Take the opening of The Willows by Algernon Blackwood, a horror tale made all the more melancholy and terrifying by the attention to the “mundanity” (yes, that is a word Open Office) of natural detail:
“After leaving Vienna, and long before you come to Budapest, the Danube enters a region of singular loneliness and desolation, where its waters spread away on all sides regardless of a main channel, and the country becomes a swamp for miles upon miles, covered by a vast sea of low willow-bushes... 
In high flood this great acreage of sand, shingle-beds, and willow-grown islands is almost topped by the water, but in normal seasons the bushes bend and rustle in the free winds, showing their silver leaves to the sunshine in an ever-moving plain of bewildering beauty.
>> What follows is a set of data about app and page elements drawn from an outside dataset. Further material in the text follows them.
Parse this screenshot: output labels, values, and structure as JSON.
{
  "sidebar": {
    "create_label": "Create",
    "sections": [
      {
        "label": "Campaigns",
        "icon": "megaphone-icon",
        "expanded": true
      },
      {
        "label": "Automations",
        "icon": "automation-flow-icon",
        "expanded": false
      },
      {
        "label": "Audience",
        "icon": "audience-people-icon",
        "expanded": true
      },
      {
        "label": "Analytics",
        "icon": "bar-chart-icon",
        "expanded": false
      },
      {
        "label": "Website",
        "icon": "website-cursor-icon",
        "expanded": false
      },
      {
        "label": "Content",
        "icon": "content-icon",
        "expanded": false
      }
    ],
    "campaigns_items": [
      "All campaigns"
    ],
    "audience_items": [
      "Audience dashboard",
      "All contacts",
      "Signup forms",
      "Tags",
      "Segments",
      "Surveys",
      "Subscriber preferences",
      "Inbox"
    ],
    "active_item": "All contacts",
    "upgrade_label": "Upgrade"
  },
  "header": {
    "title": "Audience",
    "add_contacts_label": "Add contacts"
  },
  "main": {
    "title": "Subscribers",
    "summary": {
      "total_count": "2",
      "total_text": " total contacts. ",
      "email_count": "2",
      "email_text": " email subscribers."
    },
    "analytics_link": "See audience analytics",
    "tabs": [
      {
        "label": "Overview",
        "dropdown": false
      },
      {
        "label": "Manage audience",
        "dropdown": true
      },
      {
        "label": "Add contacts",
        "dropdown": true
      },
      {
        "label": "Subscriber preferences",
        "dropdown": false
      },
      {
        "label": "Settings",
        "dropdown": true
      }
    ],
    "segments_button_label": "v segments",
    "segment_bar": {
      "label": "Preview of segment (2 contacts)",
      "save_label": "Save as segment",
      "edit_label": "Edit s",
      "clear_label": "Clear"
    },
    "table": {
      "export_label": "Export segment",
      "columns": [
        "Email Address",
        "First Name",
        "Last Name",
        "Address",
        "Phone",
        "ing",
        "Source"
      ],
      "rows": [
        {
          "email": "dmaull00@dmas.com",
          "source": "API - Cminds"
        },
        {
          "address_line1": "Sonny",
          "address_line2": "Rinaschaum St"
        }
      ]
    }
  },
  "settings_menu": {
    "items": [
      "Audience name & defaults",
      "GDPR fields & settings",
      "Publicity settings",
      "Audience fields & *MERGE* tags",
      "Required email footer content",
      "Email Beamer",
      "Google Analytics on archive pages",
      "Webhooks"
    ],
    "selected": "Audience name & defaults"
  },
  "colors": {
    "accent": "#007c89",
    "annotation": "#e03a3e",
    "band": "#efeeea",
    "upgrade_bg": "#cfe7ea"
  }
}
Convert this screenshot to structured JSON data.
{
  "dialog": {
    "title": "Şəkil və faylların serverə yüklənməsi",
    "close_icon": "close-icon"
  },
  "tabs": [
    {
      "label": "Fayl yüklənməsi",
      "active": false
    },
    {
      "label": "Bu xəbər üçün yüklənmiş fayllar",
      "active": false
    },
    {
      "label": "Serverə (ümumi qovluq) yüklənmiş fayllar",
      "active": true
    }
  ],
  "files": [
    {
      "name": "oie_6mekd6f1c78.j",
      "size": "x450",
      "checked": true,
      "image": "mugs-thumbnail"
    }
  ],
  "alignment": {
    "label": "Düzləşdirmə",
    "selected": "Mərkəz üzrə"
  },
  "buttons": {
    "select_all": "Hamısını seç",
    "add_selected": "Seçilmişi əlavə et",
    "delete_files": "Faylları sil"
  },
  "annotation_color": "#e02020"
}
These willows never attain to the dignity of trees; they have no rigid trunks; they remain humble bushes, with rounded tops and soft outline, swaying on slender stems that answer to the least pressure of the wind; supple as grasses, and so continually shifting that they somehow give the impression that the entire plain is moving and alive... 
Happy to slip beyond the control of the stern banks, the Danube here wanders about at will among the intricate network of channels intersecting the islands everywhere with broad avenues down which the waters pour with a shouting sound; making whirlpools, eddies, and foaming rapids; tearing at the sandy banks; carrying away masses of shore and willow-clumps; and forming new islands innumerably which shift daily in size and shape and possess at best an impermanent life, since the flood-time obliterates their very existence.”
Ok paragraph two is a bit excessive and smacking of things too poetical to be of use. But trim out half that and you have a description that evokes a great gaming wilderness scene in less than a minute of breath.

Obviously the answer here is “we should all become incredibly-talented writers”, but I do take away from this and other passages that there are elements worth trying to ape.

Here's a start—and I will add to this as my thinking out loud continues:
Pay Attention to the Whole Package. How does the whole area fit together in your mind's eye? If you think it's “just woods” you are likely to describe the trees and maybe the underbrush. But if it's a “high alpine basin choked with conifers and warmed by geysers” the details started clicking together an evocative unit.

Mood is Important. It's not just a swamp or some willows on an island: it's a twisting, moody, almost-sentient labyrinth of shifting channels with great beauty and the hint of something unknowable.

Short Laundry Lists Help. Trotting out a single line of small details can help color it all immensely with a veneer of how sweeping the diversity of the area is. Take this from Abbey's Down the River (and this is not his best): “We listen for the breathing of the Minotaur but find only cottonwoods glowing green and gold against the red rock, rabbitbrush with its mustard-yellow bloom, mule-ear sunflowers facing the sunlight...and curled horns of a desert bighorn ram, half-buried in the auburn sand.”

Brevity. This is the trickiest part take all of that above and try and distill it down to descriptions less than a minute—closer to half that really if possible. Take all those mental descriptors you are now mulling in your brain to sex up your wilderness area--and then cut that by half. When you are done cut it again, dropping all but the most essential of adjectives. (Note my impatient ellipses in the quotes above.)

This post is growing overlong and my list incomplete, any tricks of the trade you lean upon? What do you do to make your wilderness areas pop? What do your players say?